The facts are out there. Obesity researchers have known for years how you lose weight. Go to this web site. It's all right there. I've reviewed this site--everything you need to know, exactly the advice I am following now to successfully lose weight is on this site. You don't need to buy anything, you don't even need to change the kind of food you eat. However, the remedy is not particularly straightforward. Recovering from obesity is not the easily understood remediation of a single, simple problem. People get and stay obese because of a complex interaction of a dizzying array of little problems, most of which normal-weight people share in some measure, just not in a large enough number or serious enough combination to put the pounds on. Each obese individual has this mixture of a bunch of little causes in different combinations and different levels of severity. Getting to the answer involves a lot of nuance, a lot of trial and error, getting to your own individual answers often involves a process of shifting of opinions and judgments that could be called "flip-flopping" by those inclined to believe the simple assertions of the diet industry.
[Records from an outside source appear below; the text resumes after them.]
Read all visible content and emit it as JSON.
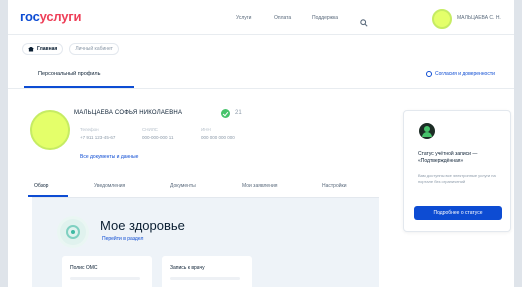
{
  "header": {
    "logo_part1": "гос",
    "logo_part2": "услуги",
    "nav": [
      "Услуги",
      "Оплата",
      "Поддержка"
    ],
    "user_name": "МАЛЬЦАЕВА С. Н."
  },
  "breadcrumb": {
    "home": "Главная",
    "current": "Личный кабинет"
  },
  "profile_tab": {
    "label": "Персональный профиль",
    "data_link": "Согласия и доверенности"
  },
  "profile": {
    "full_name": "МАЛЬЦАЕВА СОФЬЯ НИКОЛАЕВНА",
    "badge_count": "21",
    "fields": [
      {
        "label": "Телефон",
        "value": "+7 911 123-45-67"
      },
      {
        "label": "СНИЛС",
        "value": "000-000-000 11"
      },
      {
        "label": "ИНН",
        "value": "000 000 000 000"
      }
    ],
    "docs_link": "Все документы и данные"
  },
  "status_card": {
    "title": "Статус учётной записи — «Подтверждённая»",
    "description": "Вам доступны все электронные услуги на портале без ограничений",
    "button": "Подробнее о статусе"
  },
  "tabs": {
    "items": [
      "Обзор",
      "Уведомления",
      "Документы",
      "Мои заявления",
      "Настройки"
    ],
    "active_index": 0
  },
  "health": {
    "title": "Мое здоровье",
    "link": "Перейти в раздел",
    "cards": [
      {
        "title": "Полис ОМС"
      },
      {
        "title": "Запись к врачу"
      }
    ]
  }
}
Meet my inner Bush voter. As a dieter, he believed he was special, he listened to the diet industry. As a voter, he would be inclined to passionately believe the assertion that 9/11 made this election "a special time in our nation's history," he would be greatly comforted by listening to the Fox News Channel. His answers would be simple: support President Bush, invade Iraq, ignore the nay-sayers, dismiss meddling allies, keep the Faith, be strong, stay the course, drop bombs, hate the terrorists. The problem is not complex: it's not our fault, we didn't bring this on ourselves. The terrorists hate our freedom, they hate the fact that we believe in justice. The only answer is killing them. Don't worry about all these facts concerning the failures of the Bush administration at home, in Afghanistan, and Iraq, that will all be sorted out by history. Don't worry about Bush's blind spots, his lies, his massive miscalculations, just believe.
So, I can't claim any particular distinction from the Bush voters. I almost killed myself believing in "specialness" and simple, straightforward answers that relieve me of personal responsibility for the problem of obesity just as they believe in simple, straightforward answers that relieve the USA of any collective responsibility for terrorism. I spent thousands of dollars, bought hundreds of books, joined dozens of gyms, bought an impressive array of exercise equipment and ate several different restrictive diet regimens. When I failed, it didn't matter, there was another thing to try, the next big diet thing out there, always on the horizon. I would passionately swear with every fiber of my being that I would (eventually) prevail, no matter how hopeless things may have looked at any particular moment. We'd all look back and understand in the future why this next idea was finally the right one and why all the others had fallen short before. I just had to stay the course. I just had to believe.
I was wrong.